• **TASK DIRECTIONS**: Which lines of the data below include the string "icon"? Return each of them.

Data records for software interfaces
----------

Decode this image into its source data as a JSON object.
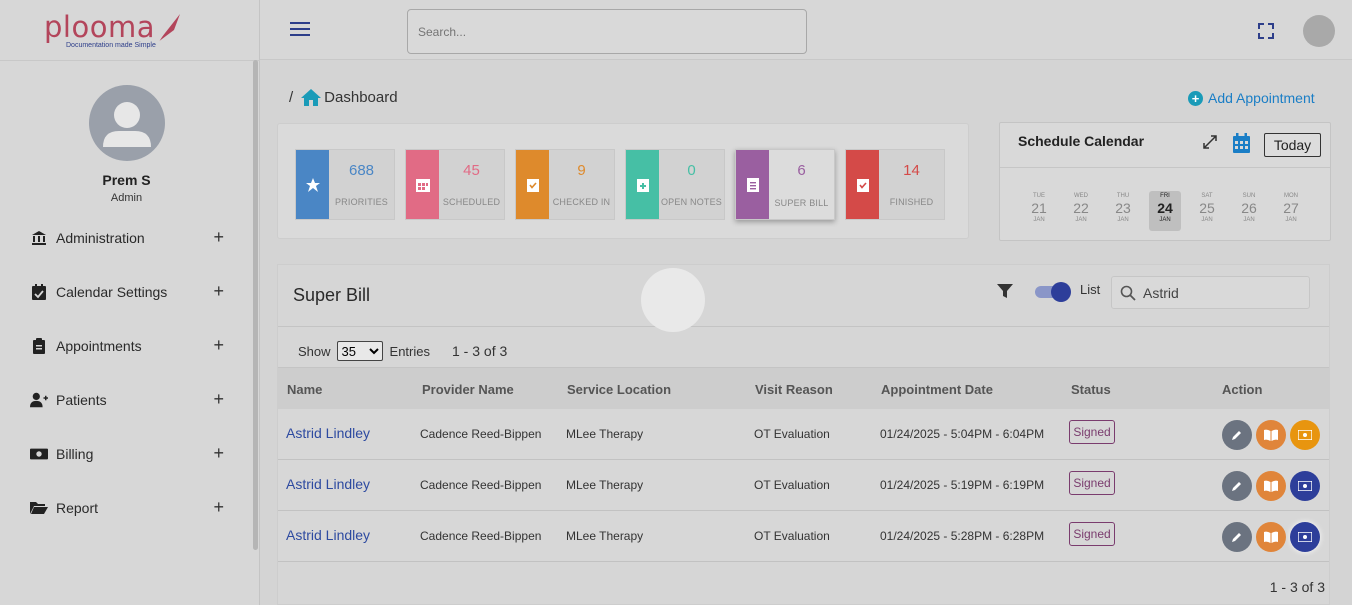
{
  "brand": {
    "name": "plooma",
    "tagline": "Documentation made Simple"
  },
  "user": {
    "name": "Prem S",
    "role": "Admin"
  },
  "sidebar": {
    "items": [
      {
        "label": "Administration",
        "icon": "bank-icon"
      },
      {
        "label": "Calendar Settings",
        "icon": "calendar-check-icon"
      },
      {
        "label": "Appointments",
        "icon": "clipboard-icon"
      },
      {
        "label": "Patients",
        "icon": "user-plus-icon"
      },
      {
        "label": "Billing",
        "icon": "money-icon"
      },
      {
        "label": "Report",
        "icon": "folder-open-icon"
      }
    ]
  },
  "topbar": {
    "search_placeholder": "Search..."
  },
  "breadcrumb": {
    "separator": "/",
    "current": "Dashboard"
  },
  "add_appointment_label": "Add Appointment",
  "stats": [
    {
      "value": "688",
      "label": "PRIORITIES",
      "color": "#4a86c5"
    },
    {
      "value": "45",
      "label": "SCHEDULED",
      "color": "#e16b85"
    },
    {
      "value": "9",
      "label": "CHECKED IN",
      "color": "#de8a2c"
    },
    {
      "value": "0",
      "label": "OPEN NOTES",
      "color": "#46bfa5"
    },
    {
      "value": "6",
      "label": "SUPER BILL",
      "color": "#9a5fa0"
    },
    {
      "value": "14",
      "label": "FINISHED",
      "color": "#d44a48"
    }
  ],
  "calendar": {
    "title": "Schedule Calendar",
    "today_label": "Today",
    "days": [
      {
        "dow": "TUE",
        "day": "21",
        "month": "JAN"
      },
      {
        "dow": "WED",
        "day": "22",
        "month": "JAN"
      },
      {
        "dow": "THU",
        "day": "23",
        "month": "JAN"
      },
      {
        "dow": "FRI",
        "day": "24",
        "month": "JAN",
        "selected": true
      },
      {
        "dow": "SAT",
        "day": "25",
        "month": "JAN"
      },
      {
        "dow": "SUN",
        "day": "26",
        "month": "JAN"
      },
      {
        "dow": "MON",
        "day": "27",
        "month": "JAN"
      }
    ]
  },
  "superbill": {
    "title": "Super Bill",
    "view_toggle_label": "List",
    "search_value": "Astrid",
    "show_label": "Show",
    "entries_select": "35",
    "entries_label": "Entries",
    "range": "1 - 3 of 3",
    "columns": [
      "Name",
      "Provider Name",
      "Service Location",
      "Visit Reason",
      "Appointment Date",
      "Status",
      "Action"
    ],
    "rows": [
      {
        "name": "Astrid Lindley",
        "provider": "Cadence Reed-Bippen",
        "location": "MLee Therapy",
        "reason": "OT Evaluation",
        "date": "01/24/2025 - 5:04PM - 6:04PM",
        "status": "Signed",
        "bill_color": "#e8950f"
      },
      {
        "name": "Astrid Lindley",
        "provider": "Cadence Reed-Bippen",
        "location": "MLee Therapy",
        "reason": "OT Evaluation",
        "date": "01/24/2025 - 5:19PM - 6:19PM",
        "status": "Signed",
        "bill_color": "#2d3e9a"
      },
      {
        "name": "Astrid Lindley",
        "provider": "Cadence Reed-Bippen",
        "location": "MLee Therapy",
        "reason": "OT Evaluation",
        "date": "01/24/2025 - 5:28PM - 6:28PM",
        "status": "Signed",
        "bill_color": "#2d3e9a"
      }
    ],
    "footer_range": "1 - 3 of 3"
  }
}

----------

• **EXERCISE RESULT**:
        "icon": "bank-icon"
        "icon": "calendar-check-icon"
        "icon": "clipboard-icon"
        "icon": "user-plus-icon"
        "icon": "money-icon"
        "icon": "folder-open-icon"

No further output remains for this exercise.